“It’s pretty special to have all my family here,” Moser said of the honor. “I feel humbled to part of the group that has made the Welton such a big event in the community.”

Moser said he could remember when he first came to Garden City, when the event was still called the Garden City Invitational, there were about eight teams participating. Now the tournament attracts 30 teams from three states, with many top-ranked wrestlers and state champions from those locations.

“The tournament itself has been a huge part of my life,” Moser said. “I wasn’t even working in the district when I first moved to Garden City.”

Moser said he was happy to see that every member of the GCHS wrestling team scored points as the Buffs won the team title for the first time in 21 years, when Moser was an assistant to Welton in 1993.

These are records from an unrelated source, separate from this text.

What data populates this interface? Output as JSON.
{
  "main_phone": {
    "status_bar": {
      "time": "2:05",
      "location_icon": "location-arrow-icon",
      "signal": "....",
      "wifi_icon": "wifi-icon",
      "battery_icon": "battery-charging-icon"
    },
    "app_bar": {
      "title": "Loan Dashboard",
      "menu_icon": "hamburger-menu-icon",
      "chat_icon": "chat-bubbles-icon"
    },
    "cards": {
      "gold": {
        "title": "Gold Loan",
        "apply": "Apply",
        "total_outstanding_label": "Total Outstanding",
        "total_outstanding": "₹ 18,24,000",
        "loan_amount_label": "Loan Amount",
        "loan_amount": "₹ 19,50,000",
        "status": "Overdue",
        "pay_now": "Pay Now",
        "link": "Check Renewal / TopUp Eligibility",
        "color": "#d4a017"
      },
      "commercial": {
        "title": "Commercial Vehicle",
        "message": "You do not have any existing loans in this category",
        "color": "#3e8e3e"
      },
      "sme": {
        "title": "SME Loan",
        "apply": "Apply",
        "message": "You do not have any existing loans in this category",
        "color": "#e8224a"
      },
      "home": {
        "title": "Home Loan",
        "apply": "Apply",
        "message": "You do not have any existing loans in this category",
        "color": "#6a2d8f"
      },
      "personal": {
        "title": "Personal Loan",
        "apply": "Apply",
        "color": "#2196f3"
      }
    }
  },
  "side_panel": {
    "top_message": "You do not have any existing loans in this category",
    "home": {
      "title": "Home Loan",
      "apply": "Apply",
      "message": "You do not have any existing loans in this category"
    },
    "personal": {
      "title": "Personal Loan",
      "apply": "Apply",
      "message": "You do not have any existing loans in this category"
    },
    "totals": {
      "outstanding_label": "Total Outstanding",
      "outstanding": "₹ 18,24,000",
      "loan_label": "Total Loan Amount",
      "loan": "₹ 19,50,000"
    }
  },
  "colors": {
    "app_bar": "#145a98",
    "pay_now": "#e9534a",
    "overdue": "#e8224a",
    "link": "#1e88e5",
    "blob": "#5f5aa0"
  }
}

Numerous members of the GCHS wrestling coaching staff also wrestled for Moser, including Paul Lappin, Jacob -----, Kevin Perez and John Baker.

“The thing I’ll remember most about Rocky is there was a certain way you did everything,” Moser said of his former mentor who now resides in Abilene. “He expected the kids to act a certain way and I just hope that I was able to maintain that. It’s nice to be able to set in the stands and watch, and enjoy what’s happening on the mats.”

Results in Scoreboard, Page B2.